[EXERCISE DIRECTIONS] The answer must consist of each line of the records below that contains the string "icon".

(Items from an interface collection)
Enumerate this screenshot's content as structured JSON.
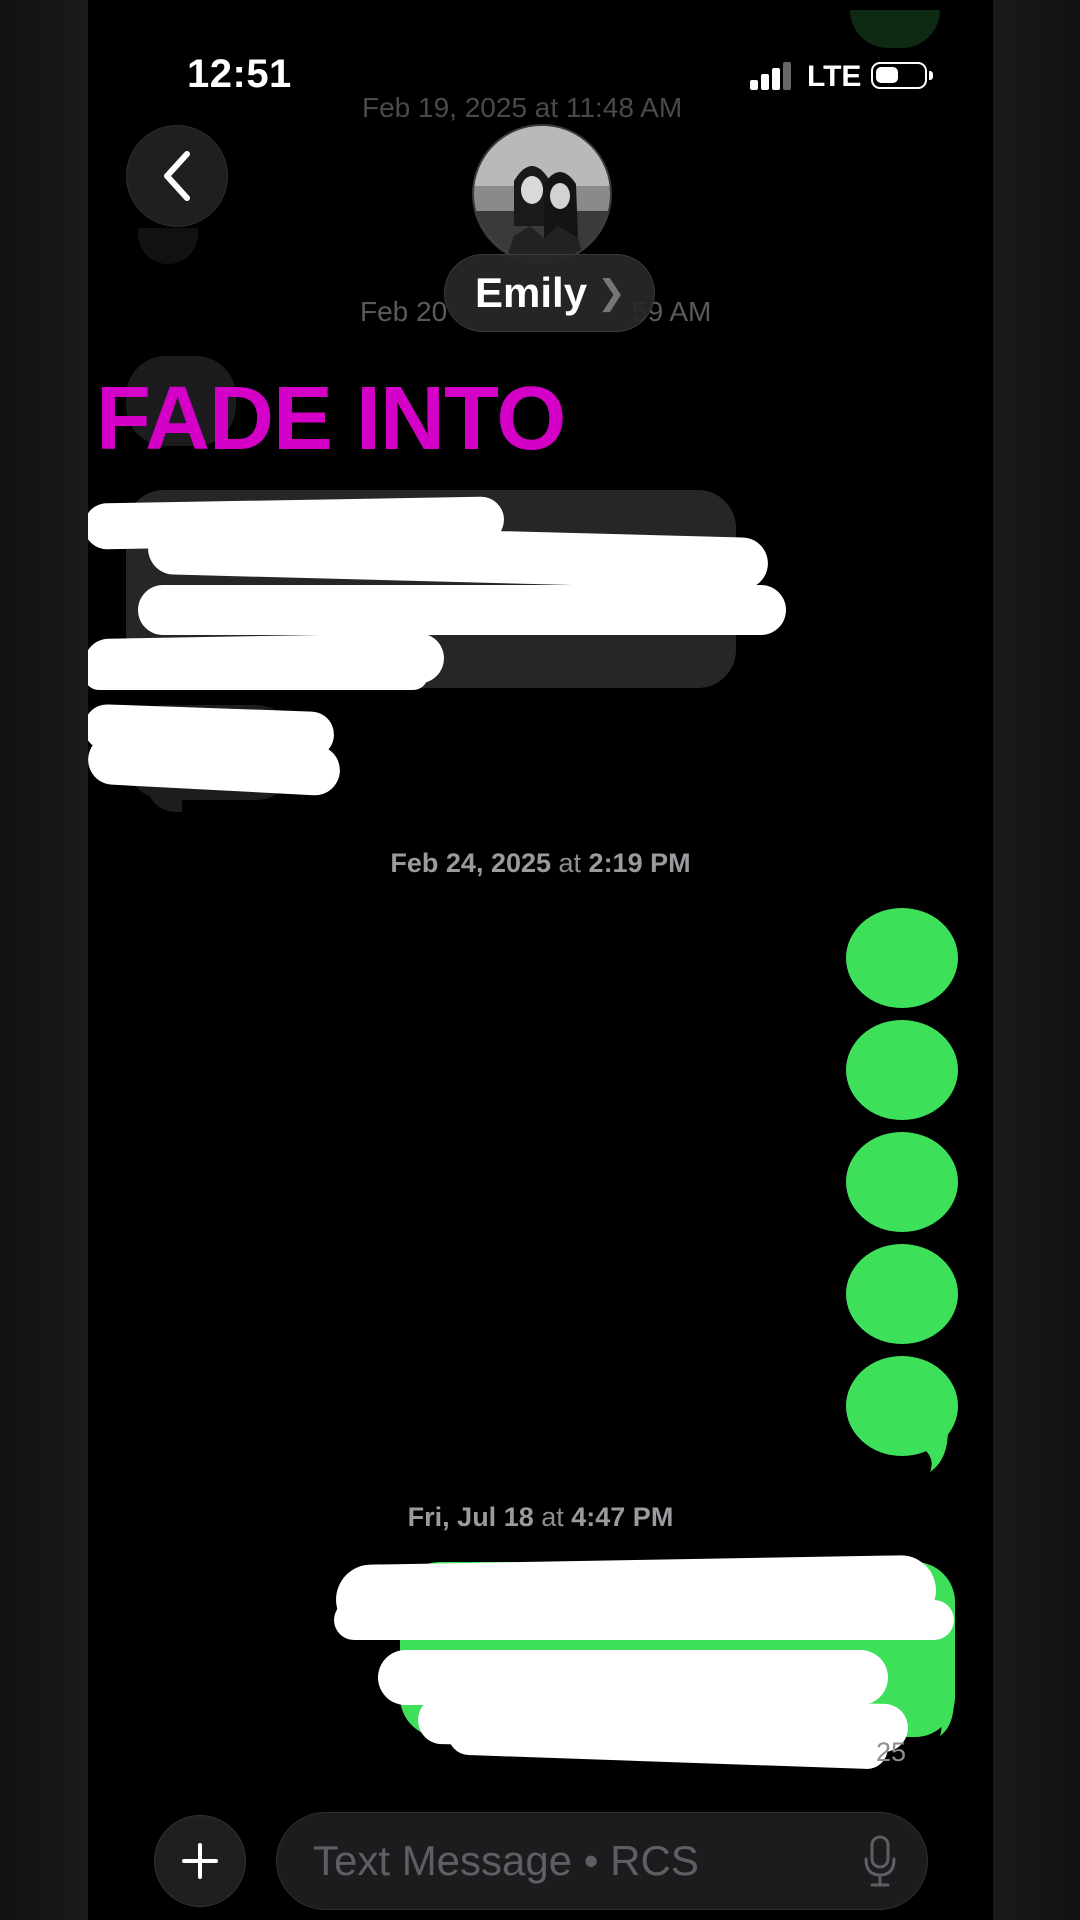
{
  "status_bar": {
    "time": "12:51",
    "network": "LTE"
  },
  "header": {
    "back_icon": "chevron-left-icon",
    "contact_name": "Emily",
    "name_chevron": "❯"
  },
  "background_timestamps": {
    "ts1": "Feb 19, 2025 at 11:48 AM",
    "ts2_left": "Feb 20",
    "ts2_right": "59 AM"
  },
  "overlay_text": {
    "title": "FADE INTO"
  },
  "timestamps": {
    "ts3_date": "Feb 24, 2025",
    "ts3_at": " at ",
    "ts3_time": "2:19 PM",
    "ts4_date": "Fri, Jul 18",
    "ts4_at": " at ",
    "ts4_time": "4:47 PM"
  },
  "read_receipt_fragment": "25",
  "composer": {
    "add_icon": "plus-icon",
    "placeholder": "Text Message • RCS",
    "mic_icon": "microphone-icon"
  },
  "colors": {
    "imessage_green": "#3ee05a",
    "overlay_magenta": "#d400c8",
    "incoming_bubble": "#262628"
  }
}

[REPLY]
    "back_icon": "chevron-left-icon",
    "add_icon": "plus-icon",
    "mic_icon": "microphone-icon"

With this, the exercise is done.